- [PROBLEM]
Answer with one figure only, the number of lines below in which "arrow" occurs.

- [DATA EXTRACTS]
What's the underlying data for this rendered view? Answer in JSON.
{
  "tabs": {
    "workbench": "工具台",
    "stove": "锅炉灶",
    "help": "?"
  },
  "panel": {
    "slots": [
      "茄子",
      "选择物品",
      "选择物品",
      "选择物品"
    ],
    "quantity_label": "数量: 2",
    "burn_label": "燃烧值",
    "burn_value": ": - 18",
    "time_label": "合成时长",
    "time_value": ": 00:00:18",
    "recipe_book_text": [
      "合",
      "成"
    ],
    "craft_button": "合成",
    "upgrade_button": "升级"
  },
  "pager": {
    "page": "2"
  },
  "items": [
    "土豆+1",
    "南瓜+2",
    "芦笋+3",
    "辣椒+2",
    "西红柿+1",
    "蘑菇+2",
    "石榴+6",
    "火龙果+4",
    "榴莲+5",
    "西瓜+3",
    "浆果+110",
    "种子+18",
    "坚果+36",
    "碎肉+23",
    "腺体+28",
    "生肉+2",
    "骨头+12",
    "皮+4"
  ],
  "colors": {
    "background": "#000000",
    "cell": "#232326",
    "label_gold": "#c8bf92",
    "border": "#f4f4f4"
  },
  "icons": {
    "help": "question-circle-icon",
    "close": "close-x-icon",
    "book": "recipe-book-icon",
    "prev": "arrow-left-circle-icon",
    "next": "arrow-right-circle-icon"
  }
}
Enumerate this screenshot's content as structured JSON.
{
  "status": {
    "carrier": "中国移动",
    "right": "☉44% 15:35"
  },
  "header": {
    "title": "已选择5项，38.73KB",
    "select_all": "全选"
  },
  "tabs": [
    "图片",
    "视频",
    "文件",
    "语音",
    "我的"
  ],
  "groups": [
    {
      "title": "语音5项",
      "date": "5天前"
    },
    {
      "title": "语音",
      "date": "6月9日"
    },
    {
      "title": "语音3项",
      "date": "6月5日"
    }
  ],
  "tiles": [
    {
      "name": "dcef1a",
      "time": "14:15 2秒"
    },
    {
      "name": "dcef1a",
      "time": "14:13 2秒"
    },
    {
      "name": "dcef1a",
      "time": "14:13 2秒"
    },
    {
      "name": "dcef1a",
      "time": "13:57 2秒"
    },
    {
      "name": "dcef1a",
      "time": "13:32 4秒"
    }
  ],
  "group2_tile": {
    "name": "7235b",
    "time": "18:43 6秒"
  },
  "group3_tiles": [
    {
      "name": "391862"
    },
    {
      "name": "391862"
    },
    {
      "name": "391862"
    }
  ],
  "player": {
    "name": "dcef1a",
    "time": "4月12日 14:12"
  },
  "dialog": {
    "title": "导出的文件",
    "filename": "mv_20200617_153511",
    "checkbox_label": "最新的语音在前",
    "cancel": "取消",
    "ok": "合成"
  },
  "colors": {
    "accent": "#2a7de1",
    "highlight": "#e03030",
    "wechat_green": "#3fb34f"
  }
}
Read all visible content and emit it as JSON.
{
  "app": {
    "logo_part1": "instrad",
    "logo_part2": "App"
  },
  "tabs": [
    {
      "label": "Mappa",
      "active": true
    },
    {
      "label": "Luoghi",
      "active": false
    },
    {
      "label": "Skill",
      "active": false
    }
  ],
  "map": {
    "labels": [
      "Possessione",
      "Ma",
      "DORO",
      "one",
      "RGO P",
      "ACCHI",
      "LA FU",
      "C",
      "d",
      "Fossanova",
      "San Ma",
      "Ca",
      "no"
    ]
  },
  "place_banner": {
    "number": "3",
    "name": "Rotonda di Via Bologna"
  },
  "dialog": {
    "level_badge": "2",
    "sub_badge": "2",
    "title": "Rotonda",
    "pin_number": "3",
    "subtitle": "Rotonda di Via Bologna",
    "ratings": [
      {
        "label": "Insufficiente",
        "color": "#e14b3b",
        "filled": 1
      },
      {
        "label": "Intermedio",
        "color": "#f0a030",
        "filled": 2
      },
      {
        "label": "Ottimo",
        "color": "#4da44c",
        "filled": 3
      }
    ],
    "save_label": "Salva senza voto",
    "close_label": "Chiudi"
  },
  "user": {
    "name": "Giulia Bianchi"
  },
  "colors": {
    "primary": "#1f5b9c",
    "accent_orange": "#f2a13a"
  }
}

- [SOLUTION]
2